*** Opening of SUPPLIED MATERIAL ***

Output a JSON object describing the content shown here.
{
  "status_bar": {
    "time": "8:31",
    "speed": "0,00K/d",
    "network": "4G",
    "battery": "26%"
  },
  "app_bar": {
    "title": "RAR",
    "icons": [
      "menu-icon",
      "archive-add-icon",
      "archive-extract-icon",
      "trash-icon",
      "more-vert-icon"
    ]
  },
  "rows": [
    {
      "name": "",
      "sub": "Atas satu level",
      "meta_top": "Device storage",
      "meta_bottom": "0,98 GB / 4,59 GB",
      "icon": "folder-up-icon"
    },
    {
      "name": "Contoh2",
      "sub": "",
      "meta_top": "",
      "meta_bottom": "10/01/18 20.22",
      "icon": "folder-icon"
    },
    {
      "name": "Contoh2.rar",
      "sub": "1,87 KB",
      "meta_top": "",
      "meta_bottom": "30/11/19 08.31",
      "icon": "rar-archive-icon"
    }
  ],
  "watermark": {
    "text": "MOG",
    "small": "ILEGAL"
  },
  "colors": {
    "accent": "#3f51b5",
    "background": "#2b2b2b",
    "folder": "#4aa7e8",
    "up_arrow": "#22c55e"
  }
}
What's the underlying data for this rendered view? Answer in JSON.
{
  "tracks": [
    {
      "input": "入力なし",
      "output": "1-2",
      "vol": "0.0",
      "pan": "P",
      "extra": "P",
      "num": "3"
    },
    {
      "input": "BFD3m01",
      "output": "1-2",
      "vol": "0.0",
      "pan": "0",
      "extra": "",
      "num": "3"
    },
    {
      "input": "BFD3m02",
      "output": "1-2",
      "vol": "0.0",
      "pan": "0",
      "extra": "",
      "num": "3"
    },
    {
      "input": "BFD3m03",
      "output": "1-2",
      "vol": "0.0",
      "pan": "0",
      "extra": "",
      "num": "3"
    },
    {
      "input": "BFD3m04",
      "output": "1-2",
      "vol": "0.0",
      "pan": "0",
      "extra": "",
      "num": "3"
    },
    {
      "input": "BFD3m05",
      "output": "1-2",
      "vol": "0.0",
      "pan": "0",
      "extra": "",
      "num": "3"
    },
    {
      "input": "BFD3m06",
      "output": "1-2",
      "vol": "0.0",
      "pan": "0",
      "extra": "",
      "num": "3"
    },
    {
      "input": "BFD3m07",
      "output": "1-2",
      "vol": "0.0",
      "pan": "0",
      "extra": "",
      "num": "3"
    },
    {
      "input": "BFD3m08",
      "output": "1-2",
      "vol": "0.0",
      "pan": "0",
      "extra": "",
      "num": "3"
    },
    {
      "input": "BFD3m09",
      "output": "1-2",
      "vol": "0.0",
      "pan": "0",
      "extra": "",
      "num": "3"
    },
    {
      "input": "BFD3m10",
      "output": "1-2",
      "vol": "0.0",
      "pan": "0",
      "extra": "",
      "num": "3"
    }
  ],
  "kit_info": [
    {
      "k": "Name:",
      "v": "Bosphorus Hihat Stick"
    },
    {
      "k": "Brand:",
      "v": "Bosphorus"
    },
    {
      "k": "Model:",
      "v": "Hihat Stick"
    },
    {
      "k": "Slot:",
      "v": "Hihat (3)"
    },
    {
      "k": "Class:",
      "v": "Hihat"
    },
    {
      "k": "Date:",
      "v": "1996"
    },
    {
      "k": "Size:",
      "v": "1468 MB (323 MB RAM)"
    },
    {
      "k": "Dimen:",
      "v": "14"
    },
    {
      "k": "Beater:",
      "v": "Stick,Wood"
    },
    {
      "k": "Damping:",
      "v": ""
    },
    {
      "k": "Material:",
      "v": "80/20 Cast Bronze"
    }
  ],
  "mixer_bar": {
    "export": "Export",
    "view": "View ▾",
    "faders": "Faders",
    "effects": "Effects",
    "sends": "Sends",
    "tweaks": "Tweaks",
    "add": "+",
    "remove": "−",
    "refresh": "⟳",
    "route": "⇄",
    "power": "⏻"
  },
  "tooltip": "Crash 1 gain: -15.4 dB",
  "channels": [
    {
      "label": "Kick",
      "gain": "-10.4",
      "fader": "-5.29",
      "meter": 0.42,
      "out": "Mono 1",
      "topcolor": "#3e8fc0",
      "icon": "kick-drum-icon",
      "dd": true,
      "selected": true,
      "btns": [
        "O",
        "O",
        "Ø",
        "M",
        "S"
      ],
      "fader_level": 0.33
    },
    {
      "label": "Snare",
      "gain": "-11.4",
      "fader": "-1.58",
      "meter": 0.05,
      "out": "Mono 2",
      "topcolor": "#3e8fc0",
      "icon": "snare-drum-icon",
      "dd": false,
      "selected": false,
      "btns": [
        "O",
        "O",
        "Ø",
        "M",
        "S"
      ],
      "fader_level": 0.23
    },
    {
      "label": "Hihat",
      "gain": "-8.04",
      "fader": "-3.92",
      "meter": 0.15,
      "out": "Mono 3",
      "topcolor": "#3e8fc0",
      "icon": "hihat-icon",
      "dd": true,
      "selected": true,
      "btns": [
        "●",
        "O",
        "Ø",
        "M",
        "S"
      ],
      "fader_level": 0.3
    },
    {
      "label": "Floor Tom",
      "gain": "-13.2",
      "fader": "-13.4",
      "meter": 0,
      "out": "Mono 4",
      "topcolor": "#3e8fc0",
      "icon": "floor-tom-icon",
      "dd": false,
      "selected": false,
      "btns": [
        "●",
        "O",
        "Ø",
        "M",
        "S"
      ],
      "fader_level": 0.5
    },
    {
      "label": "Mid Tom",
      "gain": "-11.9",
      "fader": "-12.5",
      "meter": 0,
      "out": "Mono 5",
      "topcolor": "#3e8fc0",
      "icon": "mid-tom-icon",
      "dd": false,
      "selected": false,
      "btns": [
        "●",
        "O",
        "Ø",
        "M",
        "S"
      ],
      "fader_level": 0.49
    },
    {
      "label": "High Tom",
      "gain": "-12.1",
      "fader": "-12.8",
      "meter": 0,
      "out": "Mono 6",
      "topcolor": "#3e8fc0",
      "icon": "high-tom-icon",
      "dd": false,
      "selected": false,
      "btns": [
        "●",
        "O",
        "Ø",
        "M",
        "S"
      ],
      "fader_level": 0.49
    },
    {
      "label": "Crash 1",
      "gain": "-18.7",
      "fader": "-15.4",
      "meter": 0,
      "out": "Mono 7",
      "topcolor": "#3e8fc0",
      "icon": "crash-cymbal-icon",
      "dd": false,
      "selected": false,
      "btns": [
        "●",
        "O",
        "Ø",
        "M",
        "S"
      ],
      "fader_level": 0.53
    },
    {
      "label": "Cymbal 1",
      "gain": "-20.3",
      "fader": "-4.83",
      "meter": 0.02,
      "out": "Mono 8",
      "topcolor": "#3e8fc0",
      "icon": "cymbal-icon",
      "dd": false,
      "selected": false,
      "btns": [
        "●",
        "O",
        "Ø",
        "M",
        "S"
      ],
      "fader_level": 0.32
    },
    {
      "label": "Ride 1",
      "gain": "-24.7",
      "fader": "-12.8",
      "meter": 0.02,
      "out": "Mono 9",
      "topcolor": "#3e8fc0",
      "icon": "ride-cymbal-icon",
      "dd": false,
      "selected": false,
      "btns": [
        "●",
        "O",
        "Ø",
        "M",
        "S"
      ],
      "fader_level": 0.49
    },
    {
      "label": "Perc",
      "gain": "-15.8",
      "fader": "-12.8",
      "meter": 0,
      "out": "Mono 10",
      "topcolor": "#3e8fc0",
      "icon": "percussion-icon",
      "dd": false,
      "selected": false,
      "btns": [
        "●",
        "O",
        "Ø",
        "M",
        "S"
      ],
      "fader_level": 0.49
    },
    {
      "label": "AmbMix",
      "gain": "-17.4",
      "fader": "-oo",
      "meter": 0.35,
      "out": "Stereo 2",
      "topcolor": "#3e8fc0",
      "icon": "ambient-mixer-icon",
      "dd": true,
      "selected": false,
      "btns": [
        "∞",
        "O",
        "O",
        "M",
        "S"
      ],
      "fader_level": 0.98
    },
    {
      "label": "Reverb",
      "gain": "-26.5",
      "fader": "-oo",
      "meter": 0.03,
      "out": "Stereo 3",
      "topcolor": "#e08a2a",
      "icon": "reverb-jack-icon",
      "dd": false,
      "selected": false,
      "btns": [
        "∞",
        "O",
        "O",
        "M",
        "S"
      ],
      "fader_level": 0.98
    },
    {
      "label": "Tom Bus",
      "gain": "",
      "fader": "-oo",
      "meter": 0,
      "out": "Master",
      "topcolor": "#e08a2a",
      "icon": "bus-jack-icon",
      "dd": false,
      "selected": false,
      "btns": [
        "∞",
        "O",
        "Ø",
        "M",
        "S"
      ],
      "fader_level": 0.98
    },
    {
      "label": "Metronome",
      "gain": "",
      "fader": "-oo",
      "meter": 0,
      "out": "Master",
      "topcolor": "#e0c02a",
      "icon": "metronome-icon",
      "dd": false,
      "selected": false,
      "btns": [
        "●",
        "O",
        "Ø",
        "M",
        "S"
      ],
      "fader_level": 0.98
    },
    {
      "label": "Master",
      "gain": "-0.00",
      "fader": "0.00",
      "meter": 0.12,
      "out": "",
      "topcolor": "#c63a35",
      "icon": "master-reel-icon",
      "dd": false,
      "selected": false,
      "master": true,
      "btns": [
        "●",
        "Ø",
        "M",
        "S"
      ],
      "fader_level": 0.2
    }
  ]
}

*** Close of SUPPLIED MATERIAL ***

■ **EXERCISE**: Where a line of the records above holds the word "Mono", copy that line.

■ **RESPONSE**:
      "out": "Mono 1",
      "out": "Mono 2",
      "out": "Mono 3",
      "out": "Mono 4",
      "out": "Mono 5",
      "out": "Mono 6",
      "out": "Mono 7",
      "out": "Mono 8",
      "out": "Mono 9",
      "out": "Mono 10",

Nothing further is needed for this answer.